A traditional Uruguayan asado is such a big feast that it will give you the meat sweats, but it’s worth it. Steaks and sausages are roasted over open flames, the way South American gauchos (cowboys) have been doing it in the field for generations.
Try It Yourself
This recipe comes from Ricki Motta, chef at Bodega Garzón, a winery in Garzón, Uruguay.
The better your relationship with your butcher, the better your final product will be, says Motta. As for meats, cuts that have a short cooking time (steak eye, loin, sirloin) will be cooked on the grill or griddle. Whole cuts (whole steak eye with bone, beef rib) that will endure prolonged cooking at low temperature can be cooked on the grill or using the dome method described below. For a full rundown on how to build each of these cooking methods, check out Francis Mallmann’s book Mallmann on Fire.

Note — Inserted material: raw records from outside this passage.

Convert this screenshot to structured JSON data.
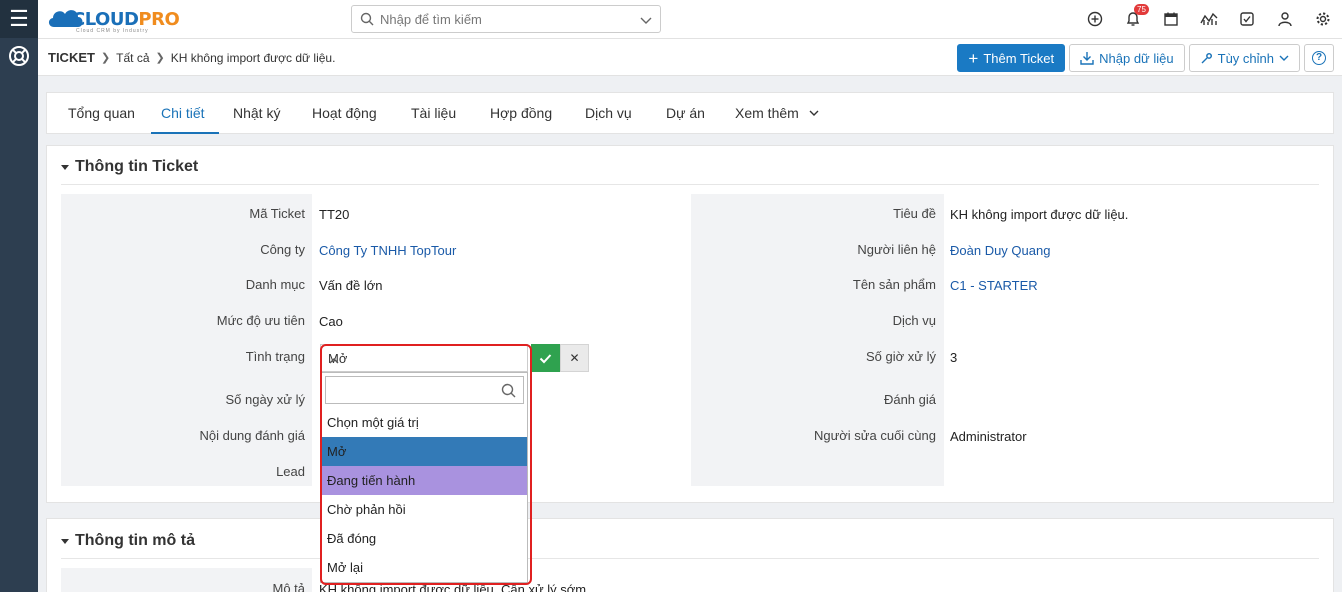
{
  "brand": {
    "name": "CLOUDPRO",
    "name_part1": "CLOUD",
    "name_part2": "PRO",
    "tagline": "Cloud CRM by Industry",
    "blue": "#1a6fb8",
    "orange": "#f08c1e"
  },
  "header": {
    "search_placeholder": "Nhập để tìm kiếm",
    "notification_count": "75",
    "icons": [
      "plus-circle-icon",
      "bell-icon",
      "calendar-icon",
      "chart-icon",
      "checkbox-icon",
      "user-icon",
      "gear-icon"
    ]
  },
  "breadcrumb": {
    "module": "TICKET",
    "level1": "Tất cả",
    "current": "KH không import được dữ liệu."
  },
  "toolbar": {
    "add_label": "Thêm Ticket",
    "import_label": "Nhập dữ liệu",
    "customize_label": "Tùy chỉnh",
    "help_label": "?"
  },
  "tabs": [
    {
      "label": "Tổng quan"
    },
    {
      "label": "Chi tiết",
      "active": true
    },
    {
      "label": "Nhật ký"
    },
    {
      "label": "Hoạt động"
    },
    {
      "label": "Tài liệu"
    },
    {
      "label": "Hợp đồng"
    },
    {
      "label": "Dịch vụ"
    },
    {
      "label": "Dự án"
    },
    {
      "label": "Xem thêm"
    }
  ],
  "ticket_info": {
    "title": "Thông tin Ticket",
    "left": [
      {
        "label": "Mã Ticket",
        "value": "TT20"
      },
      {
        "label": "Công ty",
        "value": "Công Ty TNHH TopTour"
      },
      {
        "label": "Danh mục",
        "value": "Vấn đề lớn"
      },
      {
        "label": "Mức độ ưu tiên",
        "value": "Cao"
      },
      {
        "label": "Tình trạng",
        "value": "Mở"
      },
      {
        "label": "Số ngày xử lý",
        "value": ""
      },
      {
        "label": "Nội dung đánh giá",
        "value": ""
      },
      {
        "label": "Lead",
        "value": ""
      }
    ],
    "right": [
      {
        "label": "Tiêu đề",
        "value": "KH không import được dữ liệu."
      },
      {
        "label": "Người liên hệ",
        "value": "Đoàn Duy Quang"
      },
      {
        "label": "Tên sản phẩm",
        "value": "C1 - STARTER"
      },
      {
        "label": "Dịch vụ",
        "value": ""
      },
      {
        "label": "Số giờ xử lý",
        "value": "3"
      },
      {
        "label": "Đánh giá",
        "value": ""
      },
      {
        "label": "Người sửa cuối cùng",
        "value": "Administrator"
      }
    ]
  },
  "status_dropdown": {
    "current": "Mở",
    "options": [
      "Chọn một giá trị",
      "Mở",
      "Đang tiến hành",
      "Chờ phản hồi",
      "Đã đóng",
      "Mở lại"
    ],
    "selected_index": 1,
    "hover_index": 2,
    "selected_color": "#337ab7",
    "hover_color": "#a992df"
  },
  "description": {
    "title": "Thông tin mô tả",
    "label": "Mô tả",
    "value": "KH không import được dữ liệu. Cần xử lý sớm"
  }
}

With this technique, the chef cooks meat directly on the surface of a metal dome that’s placed over an open flame. This allows for a slow cooking time that progressively smokes the meat and melts the fat. Motta recommends frequently basting your ingredients with a 15 percent salt brine. He augments his with fresh herbs and garlic and brushes it on at least every hour. The brine rehydrates the meat, which otherwise can dry out during the long cooking time. Timing will vary depending on the size and hardness of the cuts, but this is an all-day affair, because the items are smoked rather than roasted. Plan for at least ten hours.
The griddle uses high heat to sear meat quickly. With the griddle, you want to achieve a golden crisp on the outside while keeping the inside juicy, says Motta. It works well over a campfire: Wait until your coals are piping hot, place the griddle over the coals and let it heat up, and then sling your meat onto it. Flip the meat after a few minutes.
“For the grill, we choose products that will have a medium cooking time,” says Motta. Think thick rib eyes or pork tenderloins. In Uruguay, grills are set up over wood fires, so you get the lovely smoky flavors and a tender final product. Serve your grilled meats with chimichurri, the traditional Uruguayan and Argentinian sauce made from blended herbs like garlic and sage.
You’ll find as many different chimichurri recipes as there are chefs in Uruguay, but this one is Motta’s go-to. It makes a big batch, so invite your friends over.
- 6 cups parsley
- 4 cups oregano
- 2 cups thyme
- 2 cups sage
- 1 cup rosemary
- 2 cups olive oil
- 4 cups sunflower oil
- 1/2 cup grated garlic
- Crushed red pepper
- Salt and pepper
- 2 cups wine vinegar
Chop all the herbs and place in a container with a few teaspoons of the oils. Add the grated garlic and mash into a paste. Season with red pepper, salt, and pepper. Gradually add the vinegar. Mix well.